At the CEATEC show in Tokyo this week Samsung demonstrated its WiMAX2 system that is capable of a wireless network speed of 330 Mbps. Samsung and UQ Communications transmitted 16 full-HD videos over Samsung's trial WiMAX2 system and displayed them on four big screen TV sets.

As the RETHINK wireless article points out, showcase networks—which don't have to deal with random user behavior—always achieve high performance. However, 330 Mbps is impressive. I did not see what frequencies were being used for the trial system but I would expect them to be in the same 2.5 GHz spectrum used for existing WiMAX systems, since Samsung said WiMAX2 was backwards compatible with current mobile WiMAX.

WiMAX vendors such as Samsung are now competing with LTE (Long Term Evolution), another high speed wireless technology. Wednesday Verizon Wireless announced it will launch 4G LTE in 38 major metropolitan markets by the end of next year. Verizon expects 4G LTE average data rates to run 5 to 12 Mbps, matching most cable modem data rates. Uplink speeds are predicted in the 2 to 5 Mbps range, which exceeds what's available on many, if not most, cable modems. Verizon's LTE roll-out will use 700 MHz spectrum Verizon won in FCC auctions. More information is available at the Verizon Wireless LTE Innovation Center.

Doug Lung

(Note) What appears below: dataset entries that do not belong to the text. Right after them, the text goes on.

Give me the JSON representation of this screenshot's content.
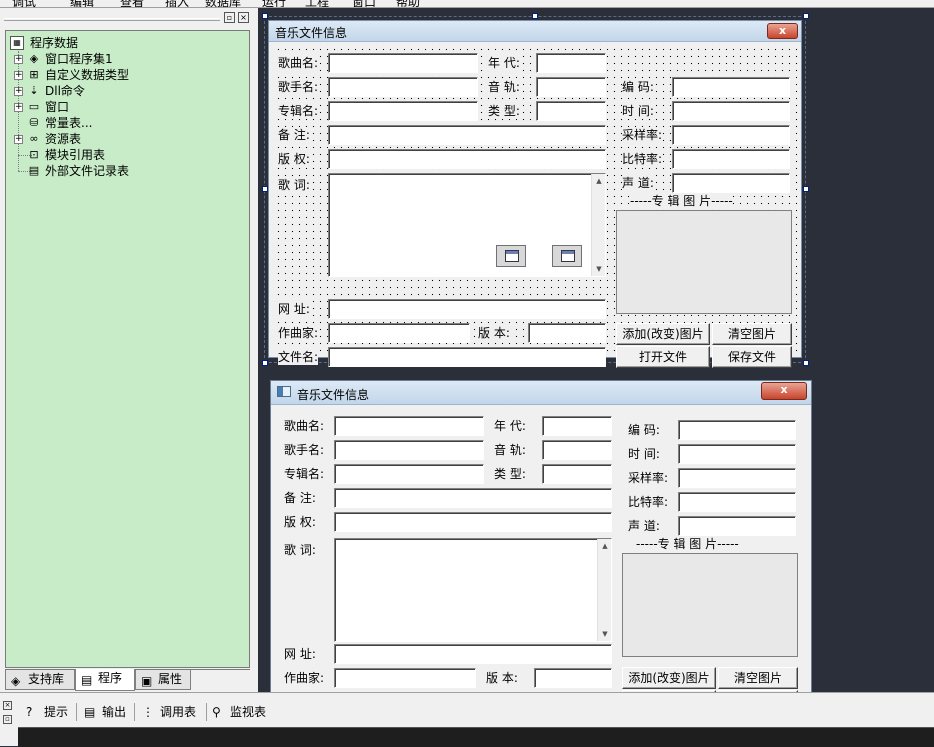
{
  "menu": [
    "调试",
    "编辑",
    "查看",
    "插入",
    "数据库",
    "运行",
    "工程",
    "窗口",
    "帮助"
  ],
  "tree": {
    "root": "程序数据",
    "items": [
      "窗口程序集1",
      "自定义数据类型",
      "Dll命令",
      "窗口",
      "常量表...",
      "资源表",
      "模块引用表",
      "外部文件记录表"
    ]
  },
  "left_tabs": [
    "支持库",
    "程序",
    "属性"
  ],
  "bottom_tabs": [
    "提示",
    "输出",
    "调用表",
    "监视表"
  ],
  "form": {
    "title": "音乐文件信息",
    "labels": {
      "song": "歌曲名:",
      "artist": "歌手名:",
      "album": "专辑名:",
      "note": "备  注:",
      "copyright": "版  权:",
      "lyrics": "歌  词:",
      "url": "网  址:",
      "composer": "作曲家:",
      "filename": "文件名:",
      "year": "年  代:",
      "track": "音  轨:",
      "genre": "类  型:",
      "version": "版  本:",
      "encoding": "编  码:",
      "time": "时  间:",
      "samplerate": "采样率:",
      "bitrate": "比特率:",
      "channel": "声  道:",
      "album_art": "-----专  辑  图  片-----"
    },
    "buttons": {
      "add_image": "添加(改变)图片",
      "clear_image": "清空图片",
      "open_file": "打开文件",
      "save_file": "保存文件"
    }
  },
  "close_glyph": "x",
  "colors": {
    "tree_bg": "#c8ecc8",
    "workspace_bg": "#2b2f39",
    "close_red": "#c8442c"
  }
}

Doug Lung is one of America's foremost authorities on broadcast RF technology. As vice president of Broadcast Technology for NBCUniversal Local, H. Douglas Lung leads NBC and Telemundo-owned stations’ RF and transmission affairs, including microwave, radars, satellite uplinks, and FCC technical filings. Beginning his career in 1976 at KSCI in Los Angeles, Lung has nearly 50 years of experience in broadcast television engineering. Beginning in 1985, he led the engineering department for what was to become the Telemundo network and station group, assisting in the design, construction and installation of the company’s broadcast and cable facilities. Other projects include work on the launch of Hawaii’s first UHF TV station, the rollout and testing of the ATSC mobile-handheld standard, and software development related to the incentive auction TV spectrum repack.
A longtime columnist for TV Technology, Doug is also a regular contributor to IEEE Broadcast Technology. He is the recipient of the 2023 NAB Television Engineering Award. He also received a Tech Leadership Award from TV Tech publisher Future plc in 2021 and is a member of the IEEE Broadcast Technology Society and the Society of Broadcast Engineers.